Issue 158, Spring-Summer 2001
You didn't light my cigarette.
Offered your lighter so I could light it myself.
Recall the white room I took you to
when you could not breathe?
Reader, please, it's called chivalry.
Five years you've lived since that night
and you won't offer a flame?
You lay purple in the emergency
room, stuttering on the syllable of your name.
To think I actually prayed.
When the blood drained from your face,
you rose new and strange, a white flower.
Your leaving felt like atrocity.
I should not have said it.
Yes, you, as one loves a saint.
Let us speak of another night,
how the moon struck the sky with its sickle
and we lay as two halves in a decrepit
hotel room in New France,
let us order more whiskey.
Reader, it was the funniest thing—
after you left I stood in the parking lot,
leaned back against a parked car, smoking.
Reader, they called security.
A uniformed man appeared in the doorway.
The light from his flashlight traveled
over me—exposed, derelict.
He approached me cautiously.
Ma'am, are you a guest here?
I nodded soberly, though the whole night
shook me till I was so dizzy
I laughed.
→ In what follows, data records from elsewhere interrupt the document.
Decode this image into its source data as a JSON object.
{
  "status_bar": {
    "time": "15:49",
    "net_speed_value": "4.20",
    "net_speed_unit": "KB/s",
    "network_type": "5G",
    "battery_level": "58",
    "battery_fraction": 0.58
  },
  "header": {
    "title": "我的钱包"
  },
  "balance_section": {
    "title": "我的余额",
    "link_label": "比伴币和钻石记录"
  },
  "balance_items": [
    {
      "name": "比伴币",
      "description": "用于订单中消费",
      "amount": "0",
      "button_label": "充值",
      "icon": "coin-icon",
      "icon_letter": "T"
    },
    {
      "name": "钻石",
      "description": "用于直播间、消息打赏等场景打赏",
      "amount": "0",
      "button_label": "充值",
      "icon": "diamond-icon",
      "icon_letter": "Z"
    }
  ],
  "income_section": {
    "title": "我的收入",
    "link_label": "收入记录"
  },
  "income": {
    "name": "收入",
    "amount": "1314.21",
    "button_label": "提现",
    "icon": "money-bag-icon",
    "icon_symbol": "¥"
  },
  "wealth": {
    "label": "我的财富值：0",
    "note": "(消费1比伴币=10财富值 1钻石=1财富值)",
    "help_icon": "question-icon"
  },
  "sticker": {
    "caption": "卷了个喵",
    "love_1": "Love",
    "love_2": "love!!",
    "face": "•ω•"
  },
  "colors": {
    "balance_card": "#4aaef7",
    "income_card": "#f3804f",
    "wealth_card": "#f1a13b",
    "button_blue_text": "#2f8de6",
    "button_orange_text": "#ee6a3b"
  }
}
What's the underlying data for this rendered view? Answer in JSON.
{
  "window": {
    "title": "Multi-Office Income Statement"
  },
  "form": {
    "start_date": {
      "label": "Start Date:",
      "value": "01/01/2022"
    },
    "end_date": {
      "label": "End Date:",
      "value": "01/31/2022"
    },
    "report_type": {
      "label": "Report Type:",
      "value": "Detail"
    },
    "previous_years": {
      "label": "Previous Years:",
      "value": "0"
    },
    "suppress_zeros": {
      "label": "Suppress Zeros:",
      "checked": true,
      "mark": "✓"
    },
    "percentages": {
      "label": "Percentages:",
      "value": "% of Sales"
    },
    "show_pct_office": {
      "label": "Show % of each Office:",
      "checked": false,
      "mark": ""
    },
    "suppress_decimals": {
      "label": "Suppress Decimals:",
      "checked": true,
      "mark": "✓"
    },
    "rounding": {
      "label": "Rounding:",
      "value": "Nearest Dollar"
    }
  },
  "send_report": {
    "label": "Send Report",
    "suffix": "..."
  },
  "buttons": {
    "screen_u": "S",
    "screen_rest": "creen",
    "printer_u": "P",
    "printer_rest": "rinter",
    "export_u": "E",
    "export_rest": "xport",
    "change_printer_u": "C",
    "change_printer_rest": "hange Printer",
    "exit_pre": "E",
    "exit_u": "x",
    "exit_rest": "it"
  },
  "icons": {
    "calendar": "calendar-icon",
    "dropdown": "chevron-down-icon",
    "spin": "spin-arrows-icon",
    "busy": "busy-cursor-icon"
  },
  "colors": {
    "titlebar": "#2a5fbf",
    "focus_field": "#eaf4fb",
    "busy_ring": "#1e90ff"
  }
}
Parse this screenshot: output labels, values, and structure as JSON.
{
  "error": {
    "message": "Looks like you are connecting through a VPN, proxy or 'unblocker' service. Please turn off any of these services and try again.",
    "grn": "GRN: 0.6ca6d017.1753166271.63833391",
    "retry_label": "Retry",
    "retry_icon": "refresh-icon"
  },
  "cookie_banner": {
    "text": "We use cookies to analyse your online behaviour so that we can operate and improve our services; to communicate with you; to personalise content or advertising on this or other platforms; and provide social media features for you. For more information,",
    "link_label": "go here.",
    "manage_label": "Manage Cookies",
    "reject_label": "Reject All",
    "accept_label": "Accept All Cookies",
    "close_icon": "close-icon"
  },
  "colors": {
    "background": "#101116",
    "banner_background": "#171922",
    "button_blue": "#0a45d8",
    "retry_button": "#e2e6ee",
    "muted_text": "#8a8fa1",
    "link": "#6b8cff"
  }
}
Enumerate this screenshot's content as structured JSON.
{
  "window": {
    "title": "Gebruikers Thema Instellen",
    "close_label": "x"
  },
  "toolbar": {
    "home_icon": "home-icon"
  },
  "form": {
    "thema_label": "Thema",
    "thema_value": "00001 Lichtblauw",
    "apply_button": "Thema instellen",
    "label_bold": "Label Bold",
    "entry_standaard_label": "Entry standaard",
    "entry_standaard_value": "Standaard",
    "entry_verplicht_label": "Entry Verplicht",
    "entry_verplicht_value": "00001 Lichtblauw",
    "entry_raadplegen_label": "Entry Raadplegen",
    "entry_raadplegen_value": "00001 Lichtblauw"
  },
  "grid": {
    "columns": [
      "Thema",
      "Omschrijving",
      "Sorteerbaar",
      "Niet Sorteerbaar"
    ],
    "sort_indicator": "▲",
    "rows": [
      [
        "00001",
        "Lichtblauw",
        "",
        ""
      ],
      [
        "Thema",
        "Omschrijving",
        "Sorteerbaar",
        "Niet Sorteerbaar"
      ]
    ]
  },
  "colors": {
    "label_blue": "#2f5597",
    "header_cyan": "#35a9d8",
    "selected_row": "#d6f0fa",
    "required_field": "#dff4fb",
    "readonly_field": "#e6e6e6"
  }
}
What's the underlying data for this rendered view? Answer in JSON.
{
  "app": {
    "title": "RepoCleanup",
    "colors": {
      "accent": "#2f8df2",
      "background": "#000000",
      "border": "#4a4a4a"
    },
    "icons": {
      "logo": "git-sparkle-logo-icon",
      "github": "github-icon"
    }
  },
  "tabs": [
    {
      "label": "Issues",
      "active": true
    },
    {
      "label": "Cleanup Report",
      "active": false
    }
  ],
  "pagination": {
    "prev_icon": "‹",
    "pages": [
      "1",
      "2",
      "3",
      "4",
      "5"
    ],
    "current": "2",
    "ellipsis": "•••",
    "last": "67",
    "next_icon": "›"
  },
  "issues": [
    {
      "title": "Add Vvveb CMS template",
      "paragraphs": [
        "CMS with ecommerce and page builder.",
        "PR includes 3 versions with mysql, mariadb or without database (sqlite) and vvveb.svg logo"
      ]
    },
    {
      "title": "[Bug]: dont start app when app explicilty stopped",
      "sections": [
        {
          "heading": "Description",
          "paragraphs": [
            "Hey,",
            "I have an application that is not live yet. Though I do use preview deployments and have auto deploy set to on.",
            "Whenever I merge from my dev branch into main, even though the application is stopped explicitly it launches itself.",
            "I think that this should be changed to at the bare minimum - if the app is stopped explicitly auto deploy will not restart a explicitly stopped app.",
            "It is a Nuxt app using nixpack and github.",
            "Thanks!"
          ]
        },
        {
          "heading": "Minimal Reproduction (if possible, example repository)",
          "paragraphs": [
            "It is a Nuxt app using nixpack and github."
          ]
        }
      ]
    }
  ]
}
Your eyes are like hands
dipped in blue paint, they grab and grab.
Sometimes, reader, I wish they'd taken
me away, right there and then.